Following our local elections in which, happily, the three candidates endorsed by Positively Forward (Holman, Grove and Patrick) were successful in their bids to become elected officials, our coordinating group took a short break. Just time enough to recharge.
We remain committed to conducting research to advance better local governance options, as well as monitoring the work and initiatives of our elected officials. We are also dedicated to keeping channels of communication open, with you our supporters, and with our CRD director, the two trustees, as well as with local commission representatives. All part of pushing for increased transparency and accountability within our governance system.
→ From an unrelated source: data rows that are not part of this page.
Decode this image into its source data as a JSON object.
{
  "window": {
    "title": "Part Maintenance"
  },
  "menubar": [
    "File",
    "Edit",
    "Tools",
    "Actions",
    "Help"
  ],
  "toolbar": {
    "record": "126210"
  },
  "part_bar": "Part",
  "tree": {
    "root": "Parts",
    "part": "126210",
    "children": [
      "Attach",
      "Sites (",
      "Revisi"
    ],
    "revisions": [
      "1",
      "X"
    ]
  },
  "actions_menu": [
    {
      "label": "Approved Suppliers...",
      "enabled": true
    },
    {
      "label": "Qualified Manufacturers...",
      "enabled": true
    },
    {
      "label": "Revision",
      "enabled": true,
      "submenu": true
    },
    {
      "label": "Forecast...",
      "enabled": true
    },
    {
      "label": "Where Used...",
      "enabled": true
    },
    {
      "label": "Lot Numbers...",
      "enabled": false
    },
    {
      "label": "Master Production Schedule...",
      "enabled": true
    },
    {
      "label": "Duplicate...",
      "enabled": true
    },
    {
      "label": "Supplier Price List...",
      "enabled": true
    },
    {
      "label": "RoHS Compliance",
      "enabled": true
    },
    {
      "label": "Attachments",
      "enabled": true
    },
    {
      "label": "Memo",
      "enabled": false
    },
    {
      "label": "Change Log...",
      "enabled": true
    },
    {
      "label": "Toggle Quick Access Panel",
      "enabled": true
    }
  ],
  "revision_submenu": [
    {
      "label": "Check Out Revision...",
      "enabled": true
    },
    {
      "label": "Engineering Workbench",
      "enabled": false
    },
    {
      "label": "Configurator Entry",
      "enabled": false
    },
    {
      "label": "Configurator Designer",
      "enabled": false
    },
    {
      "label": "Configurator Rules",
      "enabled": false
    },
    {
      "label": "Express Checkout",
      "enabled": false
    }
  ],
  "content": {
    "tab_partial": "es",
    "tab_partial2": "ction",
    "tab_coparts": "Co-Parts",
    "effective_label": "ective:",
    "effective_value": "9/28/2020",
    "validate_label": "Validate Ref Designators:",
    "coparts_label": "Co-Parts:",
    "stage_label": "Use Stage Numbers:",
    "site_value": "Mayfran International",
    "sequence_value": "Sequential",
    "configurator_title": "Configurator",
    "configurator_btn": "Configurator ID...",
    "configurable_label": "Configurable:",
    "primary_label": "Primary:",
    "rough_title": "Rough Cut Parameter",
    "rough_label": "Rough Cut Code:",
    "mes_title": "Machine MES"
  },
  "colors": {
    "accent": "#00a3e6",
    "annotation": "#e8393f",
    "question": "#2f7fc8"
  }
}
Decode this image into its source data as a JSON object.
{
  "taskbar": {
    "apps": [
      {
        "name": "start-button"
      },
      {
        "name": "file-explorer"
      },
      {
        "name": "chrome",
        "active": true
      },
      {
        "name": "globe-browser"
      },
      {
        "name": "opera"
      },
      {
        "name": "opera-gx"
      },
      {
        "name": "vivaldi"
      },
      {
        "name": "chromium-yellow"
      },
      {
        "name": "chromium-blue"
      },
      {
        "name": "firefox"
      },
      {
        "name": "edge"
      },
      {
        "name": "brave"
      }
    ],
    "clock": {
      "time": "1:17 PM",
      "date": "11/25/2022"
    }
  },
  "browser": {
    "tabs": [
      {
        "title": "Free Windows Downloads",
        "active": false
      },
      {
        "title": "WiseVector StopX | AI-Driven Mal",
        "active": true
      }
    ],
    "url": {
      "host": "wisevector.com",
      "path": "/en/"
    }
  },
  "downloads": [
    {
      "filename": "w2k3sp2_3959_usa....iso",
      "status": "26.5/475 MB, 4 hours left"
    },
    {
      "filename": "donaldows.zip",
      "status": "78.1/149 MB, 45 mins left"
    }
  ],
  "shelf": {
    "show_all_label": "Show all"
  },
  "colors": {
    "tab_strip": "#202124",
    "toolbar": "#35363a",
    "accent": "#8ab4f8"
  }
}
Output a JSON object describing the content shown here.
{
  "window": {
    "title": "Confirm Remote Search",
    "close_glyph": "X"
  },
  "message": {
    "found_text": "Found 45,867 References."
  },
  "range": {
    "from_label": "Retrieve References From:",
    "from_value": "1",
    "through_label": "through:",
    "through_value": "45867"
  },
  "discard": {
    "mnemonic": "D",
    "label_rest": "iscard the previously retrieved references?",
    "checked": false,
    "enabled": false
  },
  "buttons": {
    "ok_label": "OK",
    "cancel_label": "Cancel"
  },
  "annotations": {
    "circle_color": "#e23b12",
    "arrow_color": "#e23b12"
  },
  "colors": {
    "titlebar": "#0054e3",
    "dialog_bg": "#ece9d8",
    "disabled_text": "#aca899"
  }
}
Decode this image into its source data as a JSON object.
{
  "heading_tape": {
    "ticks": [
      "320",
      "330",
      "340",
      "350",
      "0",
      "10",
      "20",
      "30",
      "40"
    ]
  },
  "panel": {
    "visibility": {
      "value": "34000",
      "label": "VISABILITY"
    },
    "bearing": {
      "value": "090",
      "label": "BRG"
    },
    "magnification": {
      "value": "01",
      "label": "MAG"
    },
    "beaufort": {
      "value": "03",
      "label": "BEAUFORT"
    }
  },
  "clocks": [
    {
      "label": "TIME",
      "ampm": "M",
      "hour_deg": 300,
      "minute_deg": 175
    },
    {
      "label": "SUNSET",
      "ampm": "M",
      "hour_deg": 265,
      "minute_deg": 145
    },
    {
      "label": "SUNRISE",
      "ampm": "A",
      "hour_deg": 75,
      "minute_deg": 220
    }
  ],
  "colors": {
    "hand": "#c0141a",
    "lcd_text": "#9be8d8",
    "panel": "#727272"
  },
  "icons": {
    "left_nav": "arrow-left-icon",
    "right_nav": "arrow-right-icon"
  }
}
We were delighted that CRD director Gary Holman held a public session on his budget allocations last month. The room was full and interest high. Sadly, the trustees did not see fit to follow suit. This is the second consecutive year that Positively Forward’s request for a public meeting on the Islands Trust budget for Salt Spring was rejected. Trustee Peter Grove said:
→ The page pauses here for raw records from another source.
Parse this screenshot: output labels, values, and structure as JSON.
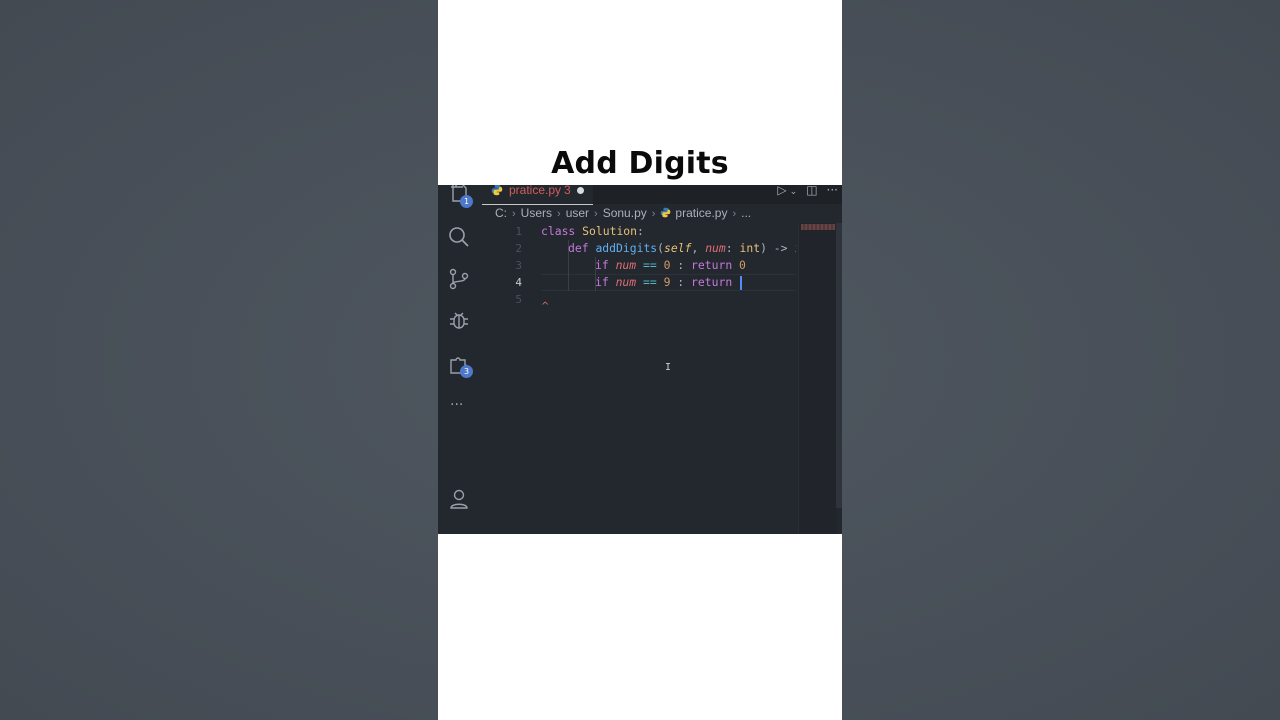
{
  "page": {
    "title": "Add Digits"
  },
  "tab": {
    "filename": "pratice.py",
    "problem_count": "3"
  },
  "activity_bar": {
    "explorer_badge": "1",
    "extensions_badge": "3",
    "more_label": "···"
  },
  "breadcrumbs": {
    "items": [
      "C:",
      "Users",
      "user",
      "Sonu.py",
      "pratice.py",
      "..."
    ]
  },
  "editor": {
    "line_numbers": [
      "1",
      "2",
      "3",
      "4",
      "5"
    ],
    "active_line": "4",
    "tokens": {
      "l1_kw": "class ",
      "l1_cls": "Solution",
      "l1_rest": ":",
      "l2_kw": "def ",
      "l2_fn": "addDigits",
      "l2_p1": "(",
      "l2_self": "self",
      "l2_c1": ", ",
      "l2_num": "num",
      "l2_c2": ": ",
      "l2_int": "int",
      "l2_c3": ") ",
      "l2_arrow": "->",
      "l2_c4": " i",
      "l3_if": "if ",
      "l3_num": "num",
      "l3_eq": " == ",
      "l3_val": "0",
      "l3_colon": " : ",
      "l3_ret": "return ",
      "l3_rval": "0",
      "l4_if": "if ",
      "l4_num": "num",
      "l4_eq": " == ",
      "l4_val": "9",
      "l4_colon": " : ",
      "l4_ret": "return "
    },
    "error_marker": "^"
  },
  "colors": {
    "editor_bg": "#23272e",
    "keyword": "#c678dd",
    "function": "#61afef",
    "class": "#e5c07b",
    "param": "#e06c75",
    "number": "#d19a66",
    "badge": "#4d78cc"
  }
}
“The Trust budget is for the whole Trust area and not just SSI. The SSI component is fairly small and not up for debate. If we put on a presentation on SSI it would have to include staff as the CRD did and we would have to put on a similar event for each of the other islands. For that reason the website materials are quite substantial and the [Trust Finance Committee] deemed a “road show” to be impractical.”
We’ll keep trying. Third time lucky?
Here’s another CRD news update: Director Holman has taken the first step towards pursuing the possibility of a Local Community Commission(LCC) on Salt Spring. He has raised the issue with the CRD Electoral Areas Committee so that other directors may familiarize themselves with the idea. Next step will be allocation of funding for a study.
You may remember that the creation of an LCC was one of the top recommendations in a report on CRD administration on Salt Spring sponsored by Positively Forward in the fall.
Hot Button issue: Tree Cutting
One of the local issues causing consternation and distress to a number of islanders in recent months has been the amount of tree cutting on the island. People have asked, what can be done about this? Jean Gelwicks prepared this response for Positively Forward:
“There are things we can do, mainly through Development Permit Areas (DPA), but also by updating our Official Community Plan(OCP), and creating new land use by laws(LUB), but we need to have these instruments in place before the unwanted logging activities happen. These recourses have to be agreed upon by the majority of islanders after having been thoroughly researched and discussed.
All governments use the same Local Government Act as the basis for the creation of their bylaws. Each Local Trust Committee(LTC) has, in respect of its local trust area, all the power and authority, except a few which are designed for urban communities, of a regional district board under Part 14 (Planning and Land Use Management) of the Local Government Act. Some people believe, mistakenly, that elected officials can do anything they want by way of instituting regulations. This is simply not the case. Elected officials are reluctant to enact regulations in the absence of support for those regulations by the majority of residents.”
It is worth knowing that the Trust has developed an excellent Island Toolkit for Protecting the Coastal Douglas Fir Zone and Associated Ecosystems. Anyone interested in more information on what we are able to do should take a look at this.
Hot Button Issue: Climate Emergency
The latest report by the Intergovernmental Panel on Climate Change clearly states that there is a global climate crisis. It further states that strong action is urgently needed to limit global temperature increase to 1.5 degree C. The world is currently on track for more than 3 degrees C of warming based on policies currently in place.
Unprecedented weather patterns have resulted in major, costly emergency responses by all levels of government. This trend is expected to continue unless greenhouse gas (GHG) emissions are dramatically reduced.
A growing list of major cities around the world, including three in Canada (Vancouver,Victoria and Halifax), has joined an international movement to declare a State of Emergency focused on resolving our climate crisis. An effective climate emergency plan will mean achieving net zero carbon emissions by 2030. Obviously, a huge challenge, but within the realm of possibility IF all levels of government and local communities are willing to take the necessary actions.
On February 13 of this year, the Board of the Capital Regional District voted to declare a climate emergency in the region, which includes Salt Spring Island. Hopefully, the Islands Trust will support this initiative by resolving to make the same declaration for the whole Trust Area at its Council meeting in March. If you agree, send an email to the Trust at: email@example.com urging them to make the emergency declaration.